Castle Drogo certainly didn’t disappoint – but ever since its completion in the 1920s it has suffered massive structural problems that have now resulted in serious leaks and water penetration throughout. It seems that after his son, Adrian, died during the Great War Julius rather lost heart in his building project and ignored advice from Lutyens to take certain precautions during construction.

This has now become a big headache for the National Trust, which must install a new roof system – involving the removal and ultimate return of 2355 granite blocks weighing 680 tonnes! 900 windows also need refurbishing with over 13,000 panes of glass – plus over 60,000 metres of pointing need to be replaced.

All in all, I’m glad to live in a normal sized house with normal sized repair bills!

View from Castle Drogo







A rat infestation in Totnes? How can that be happening? I’m glad to say that the  rats are a human variety, dressed appropriately to mingle with drivers using the town as a rat run. Here’s a picture of one that I just managed to grab (the photo, not the rat!) as she cycled up the High Street hill. I wish you could see the full extent of her face-paint.

So why are we being infested? We’re having a car-free day in the hope of persuading motorists that perhaps they shouldn’t be driving up our beautiful High Street. Will it have the desired effect? Who can tell? But at 11.30 am the poet and humourist Matt Harvey will be cutting a ribbon to declare the road shut to all traffic other than emergency vehicles and bicycles.

That might be a bit late in the day, as you’ll see from this picture taken at the time shown:

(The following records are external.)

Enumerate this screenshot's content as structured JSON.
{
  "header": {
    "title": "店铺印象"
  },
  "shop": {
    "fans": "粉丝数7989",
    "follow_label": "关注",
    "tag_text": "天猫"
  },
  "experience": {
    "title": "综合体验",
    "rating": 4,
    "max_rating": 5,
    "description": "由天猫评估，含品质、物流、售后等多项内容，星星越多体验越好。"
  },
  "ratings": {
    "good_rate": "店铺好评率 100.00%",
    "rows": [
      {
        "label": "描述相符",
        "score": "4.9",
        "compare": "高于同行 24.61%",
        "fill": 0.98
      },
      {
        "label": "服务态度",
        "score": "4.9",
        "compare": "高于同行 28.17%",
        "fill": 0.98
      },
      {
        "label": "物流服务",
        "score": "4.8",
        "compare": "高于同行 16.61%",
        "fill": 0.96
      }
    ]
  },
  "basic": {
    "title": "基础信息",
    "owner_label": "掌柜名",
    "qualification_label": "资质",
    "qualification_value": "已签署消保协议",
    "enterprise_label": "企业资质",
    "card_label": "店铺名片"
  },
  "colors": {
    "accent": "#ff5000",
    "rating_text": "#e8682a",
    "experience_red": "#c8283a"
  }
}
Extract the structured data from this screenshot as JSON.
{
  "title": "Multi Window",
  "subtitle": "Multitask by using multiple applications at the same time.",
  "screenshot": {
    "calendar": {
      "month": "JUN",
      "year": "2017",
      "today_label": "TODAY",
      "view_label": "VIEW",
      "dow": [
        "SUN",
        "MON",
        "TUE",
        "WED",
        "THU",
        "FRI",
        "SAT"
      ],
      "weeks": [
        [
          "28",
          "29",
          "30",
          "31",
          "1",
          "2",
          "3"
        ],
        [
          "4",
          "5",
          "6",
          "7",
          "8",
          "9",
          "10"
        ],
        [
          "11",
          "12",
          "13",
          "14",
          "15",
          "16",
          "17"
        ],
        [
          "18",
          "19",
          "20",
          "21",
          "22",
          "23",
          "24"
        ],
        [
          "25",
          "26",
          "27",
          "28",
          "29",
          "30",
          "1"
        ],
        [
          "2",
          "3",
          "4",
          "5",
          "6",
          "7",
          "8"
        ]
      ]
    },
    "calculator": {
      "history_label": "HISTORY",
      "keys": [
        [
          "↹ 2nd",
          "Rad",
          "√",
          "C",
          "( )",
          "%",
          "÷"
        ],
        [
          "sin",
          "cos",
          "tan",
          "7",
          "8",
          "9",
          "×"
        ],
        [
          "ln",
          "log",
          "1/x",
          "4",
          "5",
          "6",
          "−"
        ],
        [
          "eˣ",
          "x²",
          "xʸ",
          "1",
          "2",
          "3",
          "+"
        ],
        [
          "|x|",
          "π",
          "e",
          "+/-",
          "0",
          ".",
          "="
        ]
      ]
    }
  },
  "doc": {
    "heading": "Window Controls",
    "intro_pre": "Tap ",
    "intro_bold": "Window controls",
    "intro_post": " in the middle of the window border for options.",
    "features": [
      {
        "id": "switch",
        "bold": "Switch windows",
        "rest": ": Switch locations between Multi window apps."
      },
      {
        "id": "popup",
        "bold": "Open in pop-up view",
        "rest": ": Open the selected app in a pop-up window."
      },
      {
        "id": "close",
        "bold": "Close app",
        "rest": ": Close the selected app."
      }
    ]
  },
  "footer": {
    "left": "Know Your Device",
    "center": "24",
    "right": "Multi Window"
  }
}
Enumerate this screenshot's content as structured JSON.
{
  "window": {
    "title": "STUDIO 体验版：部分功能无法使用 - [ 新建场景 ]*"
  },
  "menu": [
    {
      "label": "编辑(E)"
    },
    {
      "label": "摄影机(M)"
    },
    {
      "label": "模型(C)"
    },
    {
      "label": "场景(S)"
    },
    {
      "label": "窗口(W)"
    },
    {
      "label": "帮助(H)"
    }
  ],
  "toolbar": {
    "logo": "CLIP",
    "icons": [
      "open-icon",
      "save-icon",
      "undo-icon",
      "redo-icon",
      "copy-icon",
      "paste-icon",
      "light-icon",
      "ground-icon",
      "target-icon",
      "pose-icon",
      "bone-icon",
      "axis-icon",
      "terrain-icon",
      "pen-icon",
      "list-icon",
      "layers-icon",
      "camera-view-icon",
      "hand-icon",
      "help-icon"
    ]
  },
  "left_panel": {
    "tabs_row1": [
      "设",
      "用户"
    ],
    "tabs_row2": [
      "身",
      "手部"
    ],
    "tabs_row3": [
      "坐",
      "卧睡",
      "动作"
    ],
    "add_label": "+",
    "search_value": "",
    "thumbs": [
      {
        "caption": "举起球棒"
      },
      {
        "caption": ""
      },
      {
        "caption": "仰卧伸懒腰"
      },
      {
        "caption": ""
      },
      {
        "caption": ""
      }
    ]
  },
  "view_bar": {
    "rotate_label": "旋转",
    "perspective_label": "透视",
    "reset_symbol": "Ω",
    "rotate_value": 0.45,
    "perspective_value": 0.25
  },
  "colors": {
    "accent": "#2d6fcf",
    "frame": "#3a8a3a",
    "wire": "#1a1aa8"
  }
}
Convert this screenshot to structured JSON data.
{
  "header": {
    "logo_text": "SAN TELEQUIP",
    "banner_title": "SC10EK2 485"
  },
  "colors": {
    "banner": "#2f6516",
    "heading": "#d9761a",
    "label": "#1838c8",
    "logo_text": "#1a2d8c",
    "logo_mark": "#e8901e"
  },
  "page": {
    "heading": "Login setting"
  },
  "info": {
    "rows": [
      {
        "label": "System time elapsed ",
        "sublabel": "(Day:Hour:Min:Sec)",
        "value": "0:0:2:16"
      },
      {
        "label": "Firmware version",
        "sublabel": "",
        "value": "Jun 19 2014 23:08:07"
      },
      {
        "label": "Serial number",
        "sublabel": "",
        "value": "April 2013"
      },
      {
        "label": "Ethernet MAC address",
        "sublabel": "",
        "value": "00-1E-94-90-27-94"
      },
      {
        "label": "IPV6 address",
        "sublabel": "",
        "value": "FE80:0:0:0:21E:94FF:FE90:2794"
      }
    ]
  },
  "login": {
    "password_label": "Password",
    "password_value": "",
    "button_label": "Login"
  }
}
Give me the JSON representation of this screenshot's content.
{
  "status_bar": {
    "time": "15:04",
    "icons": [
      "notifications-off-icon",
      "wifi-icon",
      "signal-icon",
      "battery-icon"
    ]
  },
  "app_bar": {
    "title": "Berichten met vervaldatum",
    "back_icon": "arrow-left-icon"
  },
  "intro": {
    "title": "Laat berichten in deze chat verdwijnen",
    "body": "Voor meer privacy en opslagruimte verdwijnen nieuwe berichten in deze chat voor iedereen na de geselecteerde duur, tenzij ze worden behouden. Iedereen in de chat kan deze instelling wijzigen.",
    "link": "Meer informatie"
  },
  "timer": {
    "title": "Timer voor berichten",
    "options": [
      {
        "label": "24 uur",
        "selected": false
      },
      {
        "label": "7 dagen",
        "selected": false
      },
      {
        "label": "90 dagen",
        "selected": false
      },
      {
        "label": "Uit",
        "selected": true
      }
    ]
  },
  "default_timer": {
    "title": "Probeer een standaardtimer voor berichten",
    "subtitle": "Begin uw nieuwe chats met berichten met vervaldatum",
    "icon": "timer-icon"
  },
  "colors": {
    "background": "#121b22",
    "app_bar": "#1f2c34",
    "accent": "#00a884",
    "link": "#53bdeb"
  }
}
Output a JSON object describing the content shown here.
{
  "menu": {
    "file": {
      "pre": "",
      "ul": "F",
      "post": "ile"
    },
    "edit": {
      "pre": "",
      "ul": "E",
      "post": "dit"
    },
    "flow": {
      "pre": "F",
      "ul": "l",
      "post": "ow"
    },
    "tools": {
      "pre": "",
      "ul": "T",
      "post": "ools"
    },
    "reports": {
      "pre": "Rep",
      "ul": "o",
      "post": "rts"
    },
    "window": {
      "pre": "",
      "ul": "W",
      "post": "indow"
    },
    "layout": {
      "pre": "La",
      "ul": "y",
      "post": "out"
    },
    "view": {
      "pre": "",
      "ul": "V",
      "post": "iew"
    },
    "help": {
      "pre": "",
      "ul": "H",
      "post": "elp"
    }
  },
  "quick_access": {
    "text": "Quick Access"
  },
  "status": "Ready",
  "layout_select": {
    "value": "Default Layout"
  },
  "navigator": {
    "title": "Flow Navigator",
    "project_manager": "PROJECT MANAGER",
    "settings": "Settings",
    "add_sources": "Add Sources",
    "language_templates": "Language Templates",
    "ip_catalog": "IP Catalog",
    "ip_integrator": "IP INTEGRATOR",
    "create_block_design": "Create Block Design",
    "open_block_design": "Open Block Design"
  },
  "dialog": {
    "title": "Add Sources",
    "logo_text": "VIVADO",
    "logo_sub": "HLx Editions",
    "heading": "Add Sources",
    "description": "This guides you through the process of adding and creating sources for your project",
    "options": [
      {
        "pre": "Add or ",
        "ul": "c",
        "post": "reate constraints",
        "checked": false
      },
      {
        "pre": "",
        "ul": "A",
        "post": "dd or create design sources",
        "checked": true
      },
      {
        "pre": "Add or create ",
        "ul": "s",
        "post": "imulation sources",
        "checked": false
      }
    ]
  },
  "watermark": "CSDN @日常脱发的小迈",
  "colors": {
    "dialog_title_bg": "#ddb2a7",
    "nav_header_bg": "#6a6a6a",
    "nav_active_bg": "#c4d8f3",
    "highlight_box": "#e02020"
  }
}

Until Bradley Wiggins won the Tour de France I’d never taken much interest in cycling or cyclists, but now I can almost get excited about this sport! So had I not been in Shropshire last weekend the chances are I would have been on Dartmoor or on the Slapton Line (two views of which can be seen in these pictures) as the competitors in the Tour Of Britain passed by.

How thrilling that Jonathan Tiernan-Locke from Devon (who succumbed at the age of 20 to the Epstein-Barr virus, yet at 27 has overcome his illness to become a rising star in the cycling world) cycled to victory on Sunday!

Speaking of stars, I learned today that counting those in the galaxy at the rate of one per second would take no less than 3,000 years!!! Do you find that fact as mind-boggling as I find it? On the basis that (in more ways than one) I simply haven’t the time, I’ve decided not to embark on this project.


After my morning gym-session today I met up with a friend in the walled garden of  a great Totnes coffee shop to enjoy, along with our Lattes, some lovely autumnal sunshine.

Although several miles from the coast we were soon joined at the next table by this seagull, who certainly seemed to think he had been invited. Acting, in fact, as if he owned the place he strutted arrogantly about with a decidedly aggressive glint in his eye. We were just relieved to see him taking note of the No Smoking sign, as a seagull with a cigarette in his beak might have been a slightly unnerving sight!

Much later, my work for the day done, I went for a walk across Blackpool Sands and wondered for the umpteenth time why it has the name it has. As you can see from this close-up I took of the beach, the ‘sand’ is not actually sand! But isn’t it attractive – and aren’t the varieties of little pebbles absolutely infinite?